That was a famous Lex quote. Another, which he picked up from his first editor Dick Aitken, was sound advice to newcomers. He would point to his eyes and ears and gruffly tell them: “These are the tools of the job – not a notebook and pencil.”
Indeed, these were the very tools that Lex - who was 63 - employed daily in a lifetime of news reporting which culminated in his retirement only three months ago as chief reporter on the Irvine Herald. He had been with the Herald for 39 years and before that was with the Irvine Times for five years.
Lex actually made front page news on the day he was born.
He was a Christmas day baby, one of six to be born on Sunday, December 25, 1949, at Rottenrow Maternity Hospital, Glasgow, and the tiny white bundle that was Lex appeared in a page one picture in the following day’s Daily Express.
His proud parents lived in Drumchapel, Glasgow.
Lex, their only child, moved with them down the coast as a teenager in the mid sixties when his dad found work in the newly-designated Irvine New Town. They stayed in a house in Dickson Drive, Irvine, but his father took ill and died not long after the move, leaving Lex, a junior reporter by this stage, to look after his mum.
Despite becoming a public figure through his job, Lex was a fiercely private individual. He knew what everyone else was up to but, typically, said little about himself. He was a man of his word and would never betray a confidence. It was the trust he built up with his many contacts which brought him so many stories. Many of the confidences he was party to will have gone to the grave with him.
However, Lex despised time-wasting and tittle-tattle. He didn’t suffer fools gladly. Patience and tolerance with his fellow man and woman were not his strong points. But those who knew him were well aware how kind and considerate he could be away from the job. It was as if dropping the mantle of hard-nosed news hack would somehow be showing weakness.
It could have been Lex’s raw experiences in life that made him shun the niceties we all appreciate. A lesser man wouldn’t have coped.
He was married twice but both wives died young of illness. He married Grace, an advertising rep on the Irvine Times, and they settled down in Kilwinning with Grace’s daughter Laura, whom he later adopted.
He then married Myra, a hosiery worker who had done some modelling earlier on in her life. They moved into a flat in Middleton Park, Irvine, and almost straight away Myra fell pregnant. But tragically young Lex was born with a heart defect and died at the age of four.
Lex stoically moved on and put even more of his time into the job he loved. He stepped up a gear, working by day on his local newspaper and by night for the nationals in Glasgow – though, in true newspaper parlance, he would neither confirm nor deny this. His favourite day of the week was a Saturday when for many years he was duty man at The Sun, taking the calls and preparing the diary for the news team to start on the next day.

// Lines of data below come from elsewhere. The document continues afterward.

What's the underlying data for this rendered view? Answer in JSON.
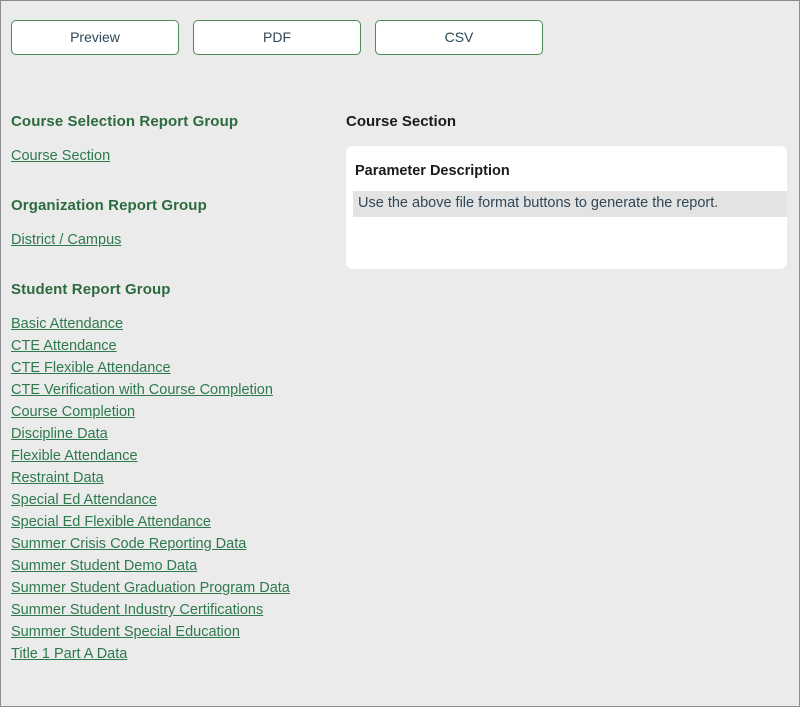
{
  "toolbar": {
    "buttons": [
      {
        "label": "Preview",
        "name": "preview-button"
      },
      {
        "label": "PDF",
        "name": "pdf-button"
      },
      {
        "label": "CSV",
        "name": "csv-button"
      }
    ]
  },
  "colors": {
    "page_background": "#ebebeb",
    "page_border": "#8d8d8d",
    "button_border": "#4e8a53",
    "button_text": "#2f4858",
    "group_heading": "#2c6b3f",
    "link": "#2e7a4e",
    "card_background": "#ffffff",
    "message_row_background": "#e3e3e3",
    "title_text": "#1b1b1b"
  },
  "left_column": {
    "groups": [
      {
        "heading": "Course Selection Report Group",
        "links": [
          "Course Section"
        ]
      },
      {
        "heading": "Organization Report Group",
        "links": [
          "District / Campus"
        ]
      },
      {
        "heading": "Student Report Group",
        "links": [
          "Basic Attendance",
          "CTE Attendance",
          "CTE Flexible Attendance",
          "CTE Verification with Course Completion",
          "Course Completion",
          "Discipline Data",
          "Flexible Attendance",
          "Restraint Data",
          "Special Ed Attendance",
          "Special Ed Flexible Attendance",
          "Summer Crisis Code Reporting Data",
          "Summer Student Demo Data",
          "Summer Student Graduation Program Data",
          "Summer Student Industry Certifications",
          "Summer Student Special Education",
          "Title 1 Part A Data"
        ]
      }
    ]
  },
  "right_column": {
    "section_title": "Course Section",
    "parameter_card": {
      "header": "Parameter Description",
      "message": "Use the above file format buttons to generate the report."
    }
  }
}
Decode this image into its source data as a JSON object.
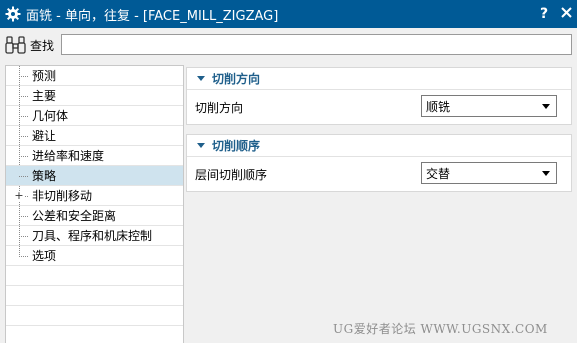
{
  "window": {
    "title": "面铣 - 单向，往复 - [FACE_MILL_ZIGZAG]",
    "help_label": "?",
    "close_label": "X",
    "titlebar_color": "#005a96"
  },
  "find": {
    "label": "查找",
    "value": "",
    "placeholder": ""
  },
  "tree": {
    "items": [
      {
        "label": "预测"
      },
      {
        "label": "主要"
      },
      {
        "label": "几何体"
      },
      {
        "label": "避让"
      },
      {
        "label": "进给率和速度"
      },
      {
        "label": "策略"
      },
      {
        "label": "非切削移动",
        "expander": "+"
      },
      {
        "label": "公差和安全距离"
      },
      {
        "label": "刀具、程序和机床控制"
      },
      {
        "label": "选项"
      }
    ],
    "selected_label": "策略",
    "selected_color": "#cfe3ee"
  },
  "groups": {
    "cut_direction": {
      "title": "切削方向",
      "field_label": "切削方向",
      "value": "顺铣"
    },
    "cut_order": {
      "title": "切削顺序",
      "field_label": "层间切削顺序",
      "value": "交替"
    }
  },
  "watermark": "UG爱好者论坛 WWW.UGSNX.COM"
}
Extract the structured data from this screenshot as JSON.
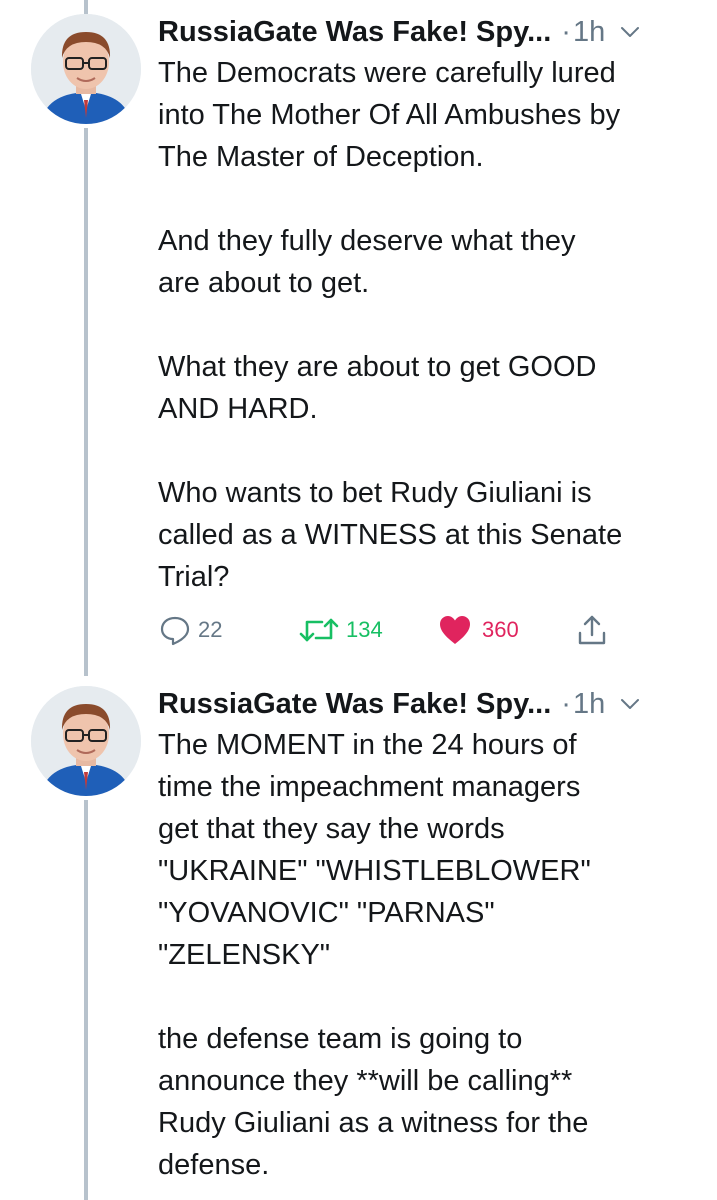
{
  "tweets": [
    {
      "author": "RussiaGate Was Fake! Spy...",
      "separator": "·",
      "time": "1h",
      "text": "The Democrats were carefully lured\ninto The Mother Of All Ambushes by\nThe Master of Deception.\n\nAnd they fully deserve what they\nare about to get.\n\nWhat they are about to get GOOD\nAND HARD.\n\nWho wants to bet Rudy Giuliani is\ncalled as a WITNESS at this Senate\nTrial?",
      "replies": "22",
      "retweets": "134",
      "likes": "360",
      "icons": {
        "reply": "reply-icon",
        "retweet": "retweet-icon",
        "like": "heart-icon",
        "share": "share-icon",
        "menu": "chevron-down-icon"
      }
    },
    {
      "author": "RussiaGate Was Fake! Spy...",
      "separator": "·",
      "time": "1h",
      "text": "The MOMENT in the 24 hours of\ntime the impeachment managers\nget that they say the words\n\"UKRAINE\" \"WHISTLEBLOWER\"\n\"YOVANOVIC\" \"PARNAS\"\n\"ZELENSKY\"\n\nthe defense team is going to\nannounce they **will be calling**\nRudy Giuliani as a witness for the\ndefense.",
      "icons": {
        "menu": "chevron-down-icon"
      }
    }
  ],
  "colors": {
    "text": "#14171a",
    "secondary": "#657786",
    "retweet": "#17bf63",
    "like": "#e0245e",
    "thread_line": "#b7c2cc"
  }
}
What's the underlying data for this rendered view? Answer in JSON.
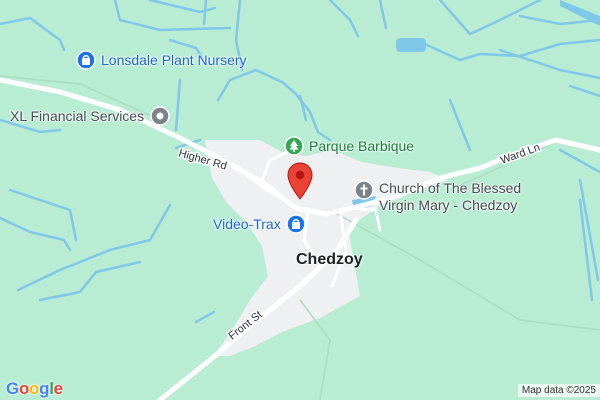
{
  "map": {
    "town": "Chedzoy",
    "places": [
      {
        "name": "Lonsdale Plant Nursery",
        "icon": "shopping-bag-icon",
        "color": "#1a73e8"
      },
      {
        "name": "XL Financial Services",
        "icon": "place-icon",
        "color": "#7c8489"
      },
      {
        "name": "Parque Barbique",
        "icon": "tree-icon",
        "color": "#34a853"
      },
      {
        "name": "Church of The Blessed",
        "name_line2": "Virgin Mary - Chedzoy",
        "icon": "church-cross-icon",
        "color": "#7c8489"
      },
      {
        "name": "Video-Trax",
        "icon": "shopping-bag-icon",
        "color": "#1a73e8"
      }
    ],
    "roads": [
      "Higher Rd",
      "Ward Ln",
      "Front St"
    ],
    "marker": {
      "icon": "location-pin-icon",
      "color": "#ea4335"
    }
  },
  "footer": {
    "logo": [
      "G",
      "o",
      "o",
      "g",
      "l",
      "e"
    ],
    "logo_colors": [
      "#4285f4",
      "#ea4335",
      "#fbbc05",
      "#4285f4",
      "#34a853",
      "#ea4335"
    ],
    "attribution": "Map data ©2025"
  }
}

The extra work and the new challenges saw Lex “firing on all cylinders” as he would say. His own paper reaped the benefits as the sales figures from that time show. A relaunch of the Irvine Herald in Lex’s heyday saw sales increase five-fold, a peformance unmatched by any newspaper in the UK. The Irvine Herald had unseated its rival – and its top news gatherer, Lex, was up for promotion.
Ten years ago, newspaper companies began to restructure the tiers of management on local newspapers to cut costs, ditching the post of editor and creating regional editorships - much like the banks did when taking out branch managers and bringing in area managers.

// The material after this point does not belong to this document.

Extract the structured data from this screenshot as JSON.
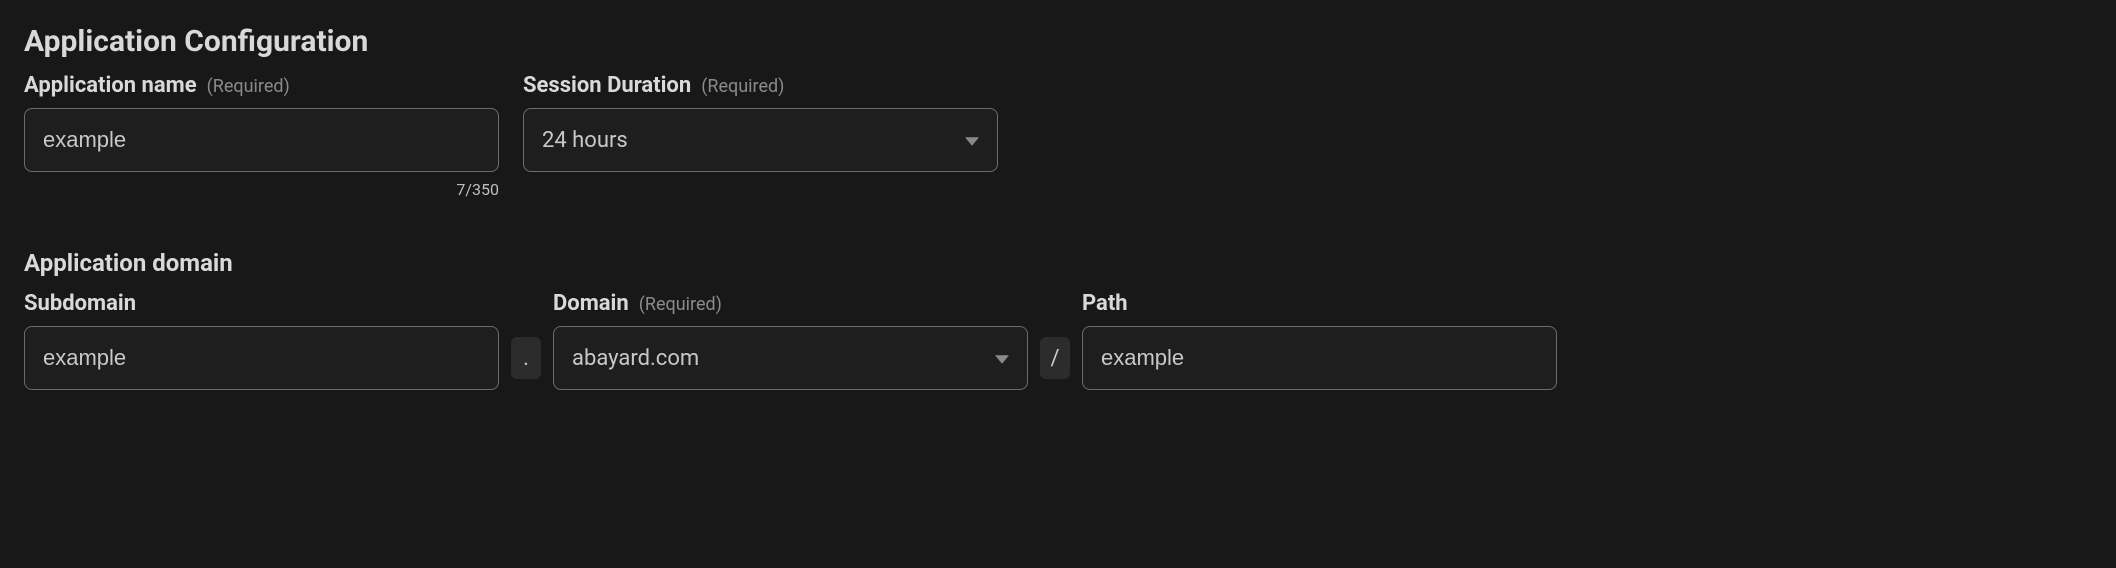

From then on, the Irvine Herald was without a dedicated editor but someone had to be responsible for putting out the paper which, by that time, had grown in size as well as sales. Lex put his name forward for the post of chief reporter – though he was already odds-on favourite. In effect, he went on to do the job an editor would do, running the show and encouraging the dedicated team of journalists he had built up over the years.

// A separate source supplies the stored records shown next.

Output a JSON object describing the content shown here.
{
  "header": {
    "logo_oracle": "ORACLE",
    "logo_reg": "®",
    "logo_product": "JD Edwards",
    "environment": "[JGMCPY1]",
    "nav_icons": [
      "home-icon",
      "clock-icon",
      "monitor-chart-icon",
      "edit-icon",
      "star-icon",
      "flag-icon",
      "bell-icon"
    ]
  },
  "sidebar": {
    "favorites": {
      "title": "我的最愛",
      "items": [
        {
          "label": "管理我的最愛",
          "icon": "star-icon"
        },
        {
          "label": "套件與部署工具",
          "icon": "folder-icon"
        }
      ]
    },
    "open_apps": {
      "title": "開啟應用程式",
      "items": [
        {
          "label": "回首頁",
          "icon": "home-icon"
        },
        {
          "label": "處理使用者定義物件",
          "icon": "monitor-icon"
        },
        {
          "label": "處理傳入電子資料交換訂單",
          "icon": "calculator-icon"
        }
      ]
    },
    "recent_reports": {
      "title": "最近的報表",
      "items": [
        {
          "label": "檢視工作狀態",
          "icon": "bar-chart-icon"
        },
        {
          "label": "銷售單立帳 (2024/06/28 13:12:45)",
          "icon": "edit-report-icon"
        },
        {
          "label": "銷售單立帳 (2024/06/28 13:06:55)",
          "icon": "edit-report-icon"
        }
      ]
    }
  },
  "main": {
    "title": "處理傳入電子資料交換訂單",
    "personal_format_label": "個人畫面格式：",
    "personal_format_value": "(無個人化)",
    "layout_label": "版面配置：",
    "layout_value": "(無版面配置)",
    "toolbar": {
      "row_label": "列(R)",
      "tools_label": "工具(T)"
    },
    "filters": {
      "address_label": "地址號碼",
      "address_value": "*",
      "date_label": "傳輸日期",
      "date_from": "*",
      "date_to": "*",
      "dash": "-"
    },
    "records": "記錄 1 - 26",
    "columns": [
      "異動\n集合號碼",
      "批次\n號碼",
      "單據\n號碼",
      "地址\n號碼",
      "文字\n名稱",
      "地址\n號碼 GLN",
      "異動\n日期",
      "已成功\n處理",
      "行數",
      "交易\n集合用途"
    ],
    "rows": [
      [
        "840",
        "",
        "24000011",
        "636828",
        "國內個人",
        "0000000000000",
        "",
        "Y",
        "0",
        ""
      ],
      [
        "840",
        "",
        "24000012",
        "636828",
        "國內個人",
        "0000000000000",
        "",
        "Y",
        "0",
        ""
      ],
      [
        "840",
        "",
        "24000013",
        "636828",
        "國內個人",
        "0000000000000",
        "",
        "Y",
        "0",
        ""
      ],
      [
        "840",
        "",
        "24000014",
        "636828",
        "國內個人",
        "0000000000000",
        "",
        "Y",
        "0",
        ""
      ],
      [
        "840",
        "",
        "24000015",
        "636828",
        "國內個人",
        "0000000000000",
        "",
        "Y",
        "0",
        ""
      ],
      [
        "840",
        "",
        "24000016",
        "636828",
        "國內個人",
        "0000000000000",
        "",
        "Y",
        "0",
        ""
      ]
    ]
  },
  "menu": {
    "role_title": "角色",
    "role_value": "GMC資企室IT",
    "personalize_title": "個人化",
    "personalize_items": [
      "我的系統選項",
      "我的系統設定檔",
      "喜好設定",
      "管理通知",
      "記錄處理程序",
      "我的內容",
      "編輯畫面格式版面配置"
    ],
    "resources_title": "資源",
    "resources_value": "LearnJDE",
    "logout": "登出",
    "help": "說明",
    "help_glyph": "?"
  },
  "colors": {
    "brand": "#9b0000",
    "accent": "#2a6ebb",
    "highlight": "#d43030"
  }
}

By that stage he was immersed in the Royal Burgh’s many traditions. He was a member of the Incorporated Trades of Irvine and had latterly been Deacon of the Tailor Craft. Between his Trades role and his membership of the Irvine Carters Society, Lex was heavily involved in the Big Pie, the Trades Ball, the Marymass procession and a host of other fundraising activities in the town. He was also a Freemason in Irvine and had graduated into the Royal Arch.
It would be remiss not to include the two other great loves of his life, the Delta Bar and the British Legion Club, just round from the Irvine Herald office. Lex and fellow wags would refer to the three points around Irvine Cross as “the Bermuda triangle” where, according to Barry Manilow, “people would disappear”.
Lex was always at his happiest when supping with his pals in the two establishments. He rarely went elsewhere.
They’ll be raising their glasses in both places right now. Though someone will be missing.
And reporters old and new, especially those who worked with him, will be looking back with a mixture of fondness and sadness. AW